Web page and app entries
########################################

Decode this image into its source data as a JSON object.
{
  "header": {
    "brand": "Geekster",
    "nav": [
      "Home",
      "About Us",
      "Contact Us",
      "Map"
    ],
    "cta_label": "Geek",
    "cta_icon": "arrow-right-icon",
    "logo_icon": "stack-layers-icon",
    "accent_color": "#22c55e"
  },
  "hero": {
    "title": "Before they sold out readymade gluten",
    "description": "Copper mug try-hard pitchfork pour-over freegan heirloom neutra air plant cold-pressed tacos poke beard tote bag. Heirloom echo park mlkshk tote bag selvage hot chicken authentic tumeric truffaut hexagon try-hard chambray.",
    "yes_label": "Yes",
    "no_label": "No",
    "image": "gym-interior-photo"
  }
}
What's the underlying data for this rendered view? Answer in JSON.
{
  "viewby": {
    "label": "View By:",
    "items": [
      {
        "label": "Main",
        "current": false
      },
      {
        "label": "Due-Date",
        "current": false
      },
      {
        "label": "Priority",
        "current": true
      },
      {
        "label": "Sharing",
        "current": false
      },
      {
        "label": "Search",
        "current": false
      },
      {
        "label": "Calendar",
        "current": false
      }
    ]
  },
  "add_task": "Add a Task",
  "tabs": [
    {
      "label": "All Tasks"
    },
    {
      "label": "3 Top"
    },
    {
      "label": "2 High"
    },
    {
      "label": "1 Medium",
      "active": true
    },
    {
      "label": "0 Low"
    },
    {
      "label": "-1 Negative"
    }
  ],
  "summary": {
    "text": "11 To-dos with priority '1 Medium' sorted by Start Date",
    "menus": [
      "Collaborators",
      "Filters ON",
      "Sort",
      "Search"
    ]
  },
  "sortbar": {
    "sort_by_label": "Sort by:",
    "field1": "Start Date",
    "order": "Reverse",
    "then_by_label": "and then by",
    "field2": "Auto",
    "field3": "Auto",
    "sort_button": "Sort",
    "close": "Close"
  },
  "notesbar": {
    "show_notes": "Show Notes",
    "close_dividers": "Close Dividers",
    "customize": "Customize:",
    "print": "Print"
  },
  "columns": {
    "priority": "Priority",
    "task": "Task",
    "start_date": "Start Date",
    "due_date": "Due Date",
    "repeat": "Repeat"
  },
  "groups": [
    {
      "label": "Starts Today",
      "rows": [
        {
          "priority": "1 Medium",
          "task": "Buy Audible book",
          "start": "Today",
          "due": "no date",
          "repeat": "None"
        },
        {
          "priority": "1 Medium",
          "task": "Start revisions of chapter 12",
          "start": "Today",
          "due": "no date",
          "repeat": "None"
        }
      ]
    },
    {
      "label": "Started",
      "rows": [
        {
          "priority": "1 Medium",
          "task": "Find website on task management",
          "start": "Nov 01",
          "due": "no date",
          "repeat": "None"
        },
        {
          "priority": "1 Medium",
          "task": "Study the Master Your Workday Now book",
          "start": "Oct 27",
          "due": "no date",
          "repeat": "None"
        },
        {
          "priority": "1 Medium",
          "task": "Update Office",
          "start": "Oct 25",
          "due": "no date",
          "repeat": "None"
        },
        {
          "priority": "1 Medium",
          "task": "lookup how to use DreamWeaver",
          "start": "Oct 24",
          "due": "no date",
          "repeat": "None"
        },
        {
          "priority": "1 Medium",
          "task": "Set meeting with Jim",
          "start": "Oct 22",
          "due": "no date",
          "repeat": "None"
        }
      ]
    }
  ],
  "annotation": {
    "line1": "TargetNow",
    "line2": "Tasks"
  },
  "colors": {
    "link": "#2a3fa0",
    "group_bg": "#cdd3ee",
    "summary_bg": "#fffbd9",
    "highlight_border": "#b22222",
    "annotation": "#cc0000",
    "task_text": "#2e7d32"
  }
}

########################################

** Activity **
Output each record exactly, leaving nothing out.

** Result **
Decode this image into its source data as a JSON object.
{
  "header": {
    "brand": "Geekster",
    "nav": [
      "Home",
      "About Us",
      "Contact Us",
      "Map"
    ],
    "cta_label": "Geek",
    "cta_icon": "arrow-right-icon",
    "logo_icon": "stack-layers-icon",
    "accent_color": "#22c55e"
  },
  "hero": {
    "title": "Before they sold out readymade gluten",
    "description": "Copper mug try-hard pitchfork pour-over freegan heirloom neutra air plant cold-pressed tacos poke beard tote bag. Heirloom echo park mlkshk tote bag selvage hot chicken authentic tumeric truffaut hexagon try-hard chambray.",
    "yes_label": "Yes",
    "no_label": "No",
    "image": "gym-interior-photo"
  }
}
What's the underlying data for this rendered view? Answer in JSON.
{
  "viewby": {
    "label": "View By:",
    "items": [
      {
        "label": "Main",
        "current": false
      },
      {
        "label": "Due-Date",
        "current": false
      },
      {
        "label": "Priority",
        "current": true
      },
      {
        "label": "Sharing",
        "current": false
      },
      {
        "label": "Search",
        "current": false
      },
      {
        "label": "Calendar",
        "current": false
      }
    ]
  },
  "add_task": "Add a Task",
  "tabs": [
    {
      "label": "All Tasks"
    },
    {
      "label": "3 Top"
    },
    {
      "label": "2 High"
    },
    {
      "label": "1 Medium",
      "active": true
    },
    {
      "label": "0 Low"
    },
    {
      "label": "-1 Negative"
    }
  ],
  "summary": {
    "text": "11 To-dos with priority '1 Medium' sorted by Start Date",
    "menus": [
      "Collaborators",
      "Filters ON",
      "Sort",
      "Search"
    ]
  },
  "sortbar": {
    "sort_by_label": "Sort by:",
    "field1": "Start Date",
    "order": "Reverse",
    "then_by_label": "and then by",
    "field2": "Auto",
    "field3": "Auto",
    "sort_button": "Sort",
    "close": "Close"
  },
  "notesbar": {
    "show_notes": "Show Notes",
    "close_dividers": "Close Dividers",
    "customize": "Customize:",
    "print": "Print"
  },
  "columns": {
    "priority": "Priority",
    "task": "Task",
    "start_date": "Start Date",
    "due_date": "Due Date",
    "repeat": "Repeat"
  },
  "groups": [
    {
      "label": "Starts Today",
      "rows": [
        {
          "priority": "1 Medium",
          "task": "Buy Audible book",
          "start": "Today",
          "due": "no date",
          "repeat": "None"
        },
        {
          "priority": "1 Medium",
          "task": "Start revisions of chapter 12",
          "start": "Today",
          "due": "no date",
          "repeat": "None"
        }
      ]
    },
    {
      "label": "Started",
      "rows": [
        {
          "priority": "1 Medium",
          "task": "Find website on task management",
          "start": "Nov 01",
          "due": "no date",
          "repeat": "None"
        },
        {
          "priority": "1 Medium",
          "task": "Study the Master Your Workday Now book",
          "start": "Oct 27",
          "due": "no date",
          "repeat": "None"
        },
        {
          "priority": "1 Medium",
          "task": "Update Office",
          "start": "Oct 25",
          "due": "no date",
          "repeat": "None"
        },
        {
          "priority": "1 Medium",
          "task": "lookup how to use DreamWeaver",
          "start": "Oct 24",
          "due": "no date",
          "repeat": "None"
        },
        {
          "priority": "1 Medium",
          "task": "Set meeting with Jim",
          "start": "Oct 22",
          "due": "no date",
          "repeat": "None"
        }
      ]
    }
  ],
  "annotation": {
    "line1": "TargetNow",
    "line2": "Tasks"
  },
  "colors": {
    "link": "#2a3fa0",
    "group_bg": "#cdd3ee",
    "summary_bg": "#fffbd9",
    "highlight_border": "#b22222",
    "annotation": "#cc0000",
    "task_text": "#2e7d32"
  }
}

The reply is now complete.